Exercise inputs:
╔══

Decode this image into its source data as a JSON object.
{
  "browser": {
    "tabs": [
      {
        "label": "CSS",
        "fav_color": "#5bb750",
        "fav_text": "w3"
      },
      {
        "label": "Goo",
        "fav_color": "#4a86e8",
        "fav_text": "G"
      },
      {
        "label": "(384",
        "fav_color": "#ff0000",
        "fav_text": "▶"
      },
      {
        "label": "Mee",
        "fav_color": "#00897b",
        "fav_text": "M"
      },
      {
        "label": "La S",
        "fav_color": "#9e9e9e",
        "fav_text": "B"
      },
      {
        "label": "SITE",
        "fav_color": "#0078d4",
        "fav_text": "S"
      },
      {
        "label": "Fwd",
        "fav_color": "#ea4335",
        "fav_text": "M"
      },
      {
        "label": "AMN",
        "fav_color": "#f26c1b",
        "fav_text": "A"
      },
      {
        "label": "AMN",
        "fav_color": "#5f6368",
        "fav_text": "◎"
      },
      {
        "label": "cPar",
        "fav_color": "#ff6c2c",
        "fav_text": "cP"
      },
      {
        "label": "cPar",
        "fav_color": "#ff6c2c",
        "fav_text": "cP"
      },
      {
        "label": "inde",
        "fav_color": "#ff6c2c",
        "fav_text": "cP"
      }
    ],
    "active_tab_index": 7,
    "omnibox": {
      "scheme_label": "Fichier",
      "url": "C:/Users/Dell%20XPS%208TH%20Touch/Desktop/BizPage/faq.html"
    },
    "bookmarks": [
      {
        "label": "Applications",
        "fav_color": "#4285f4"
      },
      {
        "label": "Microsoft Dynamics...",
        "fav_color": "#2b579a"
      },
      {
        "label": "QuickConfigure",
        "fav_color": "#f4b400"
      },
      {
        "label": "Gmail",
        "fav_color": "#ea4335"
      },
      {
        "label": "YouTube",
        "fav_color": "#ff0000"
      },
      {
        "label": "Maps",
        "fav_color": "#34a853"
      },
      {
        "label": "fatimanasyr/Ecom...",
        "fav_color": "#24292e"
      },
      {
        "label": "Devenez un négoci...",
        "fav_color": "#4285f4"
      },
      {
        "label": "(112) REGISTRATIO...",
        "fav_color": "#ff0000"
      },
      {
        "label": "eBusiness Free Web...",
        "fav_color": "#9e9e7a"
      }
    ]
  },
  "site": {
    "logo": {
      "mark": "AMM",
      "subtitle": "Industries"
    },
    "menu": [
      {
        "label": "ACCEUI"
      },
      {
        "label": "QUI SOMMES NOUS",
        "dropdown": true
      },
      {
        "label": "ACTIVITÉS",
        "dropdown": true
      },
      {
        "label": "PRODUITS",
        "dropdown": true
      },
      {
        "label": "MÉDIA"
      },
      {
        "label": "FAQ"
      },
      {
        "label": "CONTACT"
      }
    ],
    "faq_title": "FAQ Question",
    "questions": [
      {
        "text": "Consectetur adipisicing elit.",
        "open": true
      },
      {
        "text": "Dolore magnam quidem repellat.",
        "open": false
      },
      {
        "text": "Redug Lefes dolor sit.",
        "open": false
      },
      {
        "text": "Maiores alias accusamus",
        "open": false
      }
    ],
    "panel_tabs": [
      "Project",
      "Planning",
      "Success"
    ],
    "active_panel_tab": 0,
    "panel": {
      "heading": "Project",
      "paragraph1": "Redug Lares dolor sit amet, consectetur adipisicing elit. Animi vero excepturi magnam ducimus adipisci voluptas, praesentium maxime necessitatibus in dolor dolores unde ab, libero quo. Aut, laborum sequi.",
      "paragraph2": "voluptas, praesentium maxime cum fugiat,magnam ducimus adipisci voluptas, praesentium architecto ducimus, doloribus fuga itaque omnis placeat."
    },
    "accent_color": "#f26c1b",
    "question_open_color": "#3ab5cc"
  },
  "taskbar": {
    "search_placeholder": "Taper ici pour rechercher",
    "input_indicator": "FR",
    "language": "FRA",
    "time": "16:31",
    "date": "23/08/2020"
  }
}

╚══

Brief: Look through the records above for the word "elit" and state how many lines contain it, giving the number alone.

Solved exercise: 2